A last-ditch effort to shed poor leadership in order to stay open did not pan out for a Brooklyn charter school that is millions of dollars in debt.

The school, Williamsburg Charter High School, would be the largest charter school to shut its doors. About 900 students will have to find spots in different high schools for the fall.

Department of Education officials cited deep financial and management troubles when they announced in January that Williamsburg Charter would close at the end of the school year. Last month, a lawyer hired by the school argued that the department’s concerns had been assuaged.

“I feel that we’ve met every issue they’ve raised,” Ellen Kimatian Eagan said at the time, noting that the school had severed relations with its controversial leader, who is under state investigation for financial improprieties. “We’ve made a lot of changes and we should remain open.”

But department officials determined that the changes had come too late to instill confidence that the school really had severed ties with its management organization, Believe Charter Schools, which is also under state investigation. The school is about $5 million in debt, city officials concluded.

“Time and again, this school has failed to live up to the conditions we set when concerns arose over their management and finances,” Chancellor Dennis Walcott said in a statement. “We hold charter schools to the highest standards — and in a case like this, where a school has been given multiple opportunities but still failed to implement oversight and accountability, we need to take action.”

Deputy Chancellor Kathleen Grimm, who heard the appeal, detailed the department’s reasoning in a nine-page letter to its board today. That letter is below.

The school will close at the end of June and its remaining students — about 900 — will disperse among other city high schools. City officials said they would offer the students spots in schools that still have seats open after the regular admissions process — meaning that they are likely to wind up in schools with significant challenges.

Students from another school that used to be in the Believe Network, Believe Southside Charter School, will also have to find new schools because the state has revoked that school’s charter.
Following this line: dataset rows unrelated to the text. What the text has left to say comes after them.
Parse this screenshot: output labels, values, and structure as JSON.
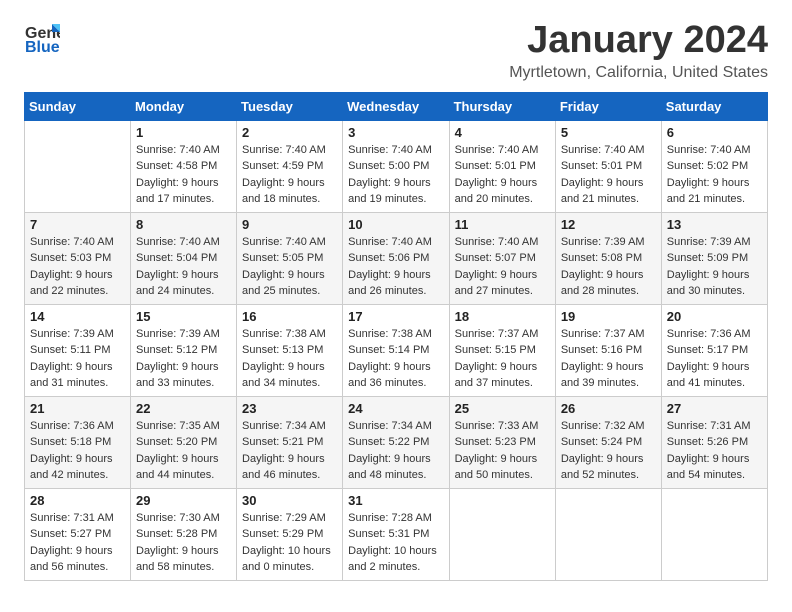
{
  "logo": {
    "line1": "General",
    "line2": "Blue"
  },
  "title": "January 2024",
  "subtitle": "Myrtletown, California, United States",
  "days_of_week": [
    "Sunday",
    "Monday",
    "Tuesday",
    "Wednesday",
    "Thursday",
    "Friday",
    "Saturday"
  ],
  "weeks": [
    [
      {
        "day": "",
        "info": ""
      },
      {
        "day": "1",
        "info": "Sunrise: 7:40 AM\nSunset: 4:58 PM\nDaylight: 9 hours\nand 17 minutes."
      },
      {
        "day": "2",
        "info": "Sunrise: 7:40 AM\nSunset: 4:59 PM\nDaylight: 9 hours\nand 18 minutes."
      },
      {
        "day": "3",
        "info": "Sunrise: 7:40 AM\nSunset: 5:00 PM\nDaylight: 9 hours\nand 19 minutes."
      },
      {
        "day": "4",
        "info": "Sunrise: 7:40 AM\nSunset: 5:01 PM\nDaylight: 9 hours\nand 20 minutes."
      },
      {
        "day": "5",
        "info": "Sunrise: 7:40 AM\nSunset: 5:01 PM\nDaylight: 9 hours\nand 21 minutes."
      },
      {
        "day": "6",
        "info": "Sunrise: 7:40 AM\nSunset: 5:02 PM\nDaylight: 9 hours\nand 21 minutes."
      }
    ],
    [
      {
        "day": "7",
        "info": "Sunrise: 7:40 AM\nSunset: 5:03 PM\nDaylight: 9 hours\nand 22 minutes."
      },
      {
        "day": "8",
        "info": "Sunrise: 7:40 AM\nSunset: 5:04 PM\nDaylight: 9 hours\nand 24 minutes."
      },
      {
        "day": "9",
        "info": "Sunrise: 7:40 AM\nSunset: 5:05 PM\nDaylight: 9 hours\nand 25 minutes."
      },
      {
        "day": "10",
        "info": "Sunrise: 7:40 AM\nSunset: 5:06 PM\nDaylight: 9 hours\nand 26 minutes."
      },
      {
        "day": "11",
        "info": "Sunrise: 7:40 AM\nSunset: 5:07 PM\nDaylight: 9 hours\nand 27 minutes."
      },
      {
        "day": "12",
        "info": "Sunrise: 7:39 AM\nSunset: 5:08 PM\nDaylight: 9 hours\nand 28 minutes."
      },
      {
        "day": "13",
        "info": "Sunrise: 7:39 AM\nSunset: 5:09 PM\nDaylight: 9 hours\nand 30 minutes."
      }
    ],
    [
      {
        "day": "14",
        "info": "Sunrise: 7:39 AM\nSunset: 5:11 PM\nDaylight: 9 hours\nand 31 minutes."
      },
      {
        "day": "15",
        "info": "Sunrise: 7:39 AM\nSunset: 5:12 PM\nDaylight: 9 hours\nand 33 minutes."
      },
      {
        "day": "16",
        "info": "Sunrise: 7:38 AM\nSunset: 5:13 PM\nDaylight: 9 hours\nand 34 minutes."
      },
      {
        "day": "17",
        "info": "Sunrise: 7:38 AM\nSunset: 5:14 PM\nDaylight: 9 hours\nand 36 minutes."
      },
      {
        "day": "18",
        "info": "Sunrise: 7:37 AM\nSunset: 5:15 PM\nDaylight: 9 hours\nand 37 minutes."
      },
      {
        "day": "19",
        "info": "Sunrise: 7:37 AM\nSunset: 5:16 PM\nDaylight: 9 hours\nand 39 minutes."
      },
      {
        "day": "20",
        "info": "Sunrise: 7:36 AM\nSunset: 5:17 PM\nDaylight: 9 hours\nand 41 minutes."
      }
    ],
    [
      {
        "day": "21",
        "info": "Sunrise: 7:36 AM\nSunset: 5:18 PM\nDaylight: 9 hours\nand 42 minutes."
      },
      {
        "day": "22",
        "info": "Sunrise: 7:35 AM\nSunset: 5:20 PM\nDaylight: 9 hours\nand 44 minutes."
      },
      {
        "day": "23",
        "info": "Sunrise: 7:34 AM\nSunset: 5:21 PM\nDaylight: 9 hours\nand 46 minutes."
      },
      {
        "day": "24",
        "info": "Sunrise: 7:34 AM\nSunset: 5:22 PM\nDaylight: 9 hours\nand 48 minutes."
      },
      {
        "day": "25",
        "info": "Sunrise: 7:33 AM\nSunset: 5:23 PM\nDaylight: 9 hours\nand 50 minutes."
      },
      {
        "day": "26",
        "info": "Sunrise: 7:32 AM\nSunset: 5:24 PM\nDaylight: 9 hours\nand 52 minutes."
      },
      {
        "day": "27",
        "info": "Sunrise: 7:31 AM\nSunset: 5:26 PM\nDaylight: 9 hours\nand 54 minutes."
      }
    ],
    [
      {
        "day": "28",
        "info": "Sunrise: 7:31 AM\nSunset: 5:27 PM\nDaylight: 9 hours\nand 56 minutes."
      },
      {
        "day": "29",
        "info": "Sunrise: 7:30 AM\nSunset: 5:28 PM\nDaylight: 9 hours\nand 58 minutes."
      },
      {
        "day": "30",
        "info": "Sunrise: 7:29 AM\nSunset: 5:29 PM\nDaylight: 10 hours\nand 0 minutes."
      },
      {
        "day": "31",
        "info": "Sunrise: 7:28 AM\nSunset: 5:31 PM\nDaylight: 10 hours\nand 2 minutes."
      },
      {
        "day": "",
        "info": ""
      },
      {
        "day": "",
        "info": ""
      },
      {
        "day": "",
        "info": ""
      }
    ]
  ]
}
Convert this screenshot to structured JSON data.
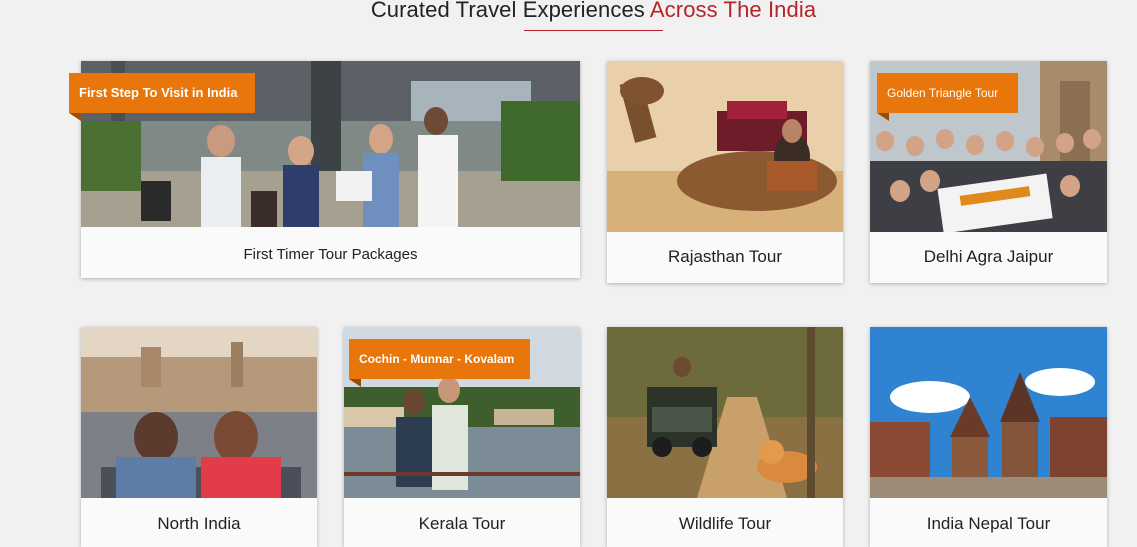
{
  "section": {
    "heading_main": "Curated Travel Experiences",
    "heading_accent": "Across The India"
  },
  "colors": {
    "accent": "#b7232a",
    "tag_bg": "#e8760a",
    "page_bg": "#f1f1f1"
  },
  "cards": [
    {
      "title": "First Timer Tour Packages",
      "tag": "First Step To Visit in India"
    },
    {
      "title": "Rajasthan Tour"
    },
    {
      "title": "Delhi Agra Jaipur",
      "tag": "Golden Triangle Tour"
    },
    {
      "title": "North India"
    },
    {
      "title": "Kerala Tour",
      "tag": "Cochin - Munnar - Kovalam"
    },
    {
      "title": "Wildlife Tour"
    },
    {
      "title": "India Nepal Tour"
    }
  ]
}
The state is allowing the network’s third school, Believe Northside, to stay open on a conditional basis.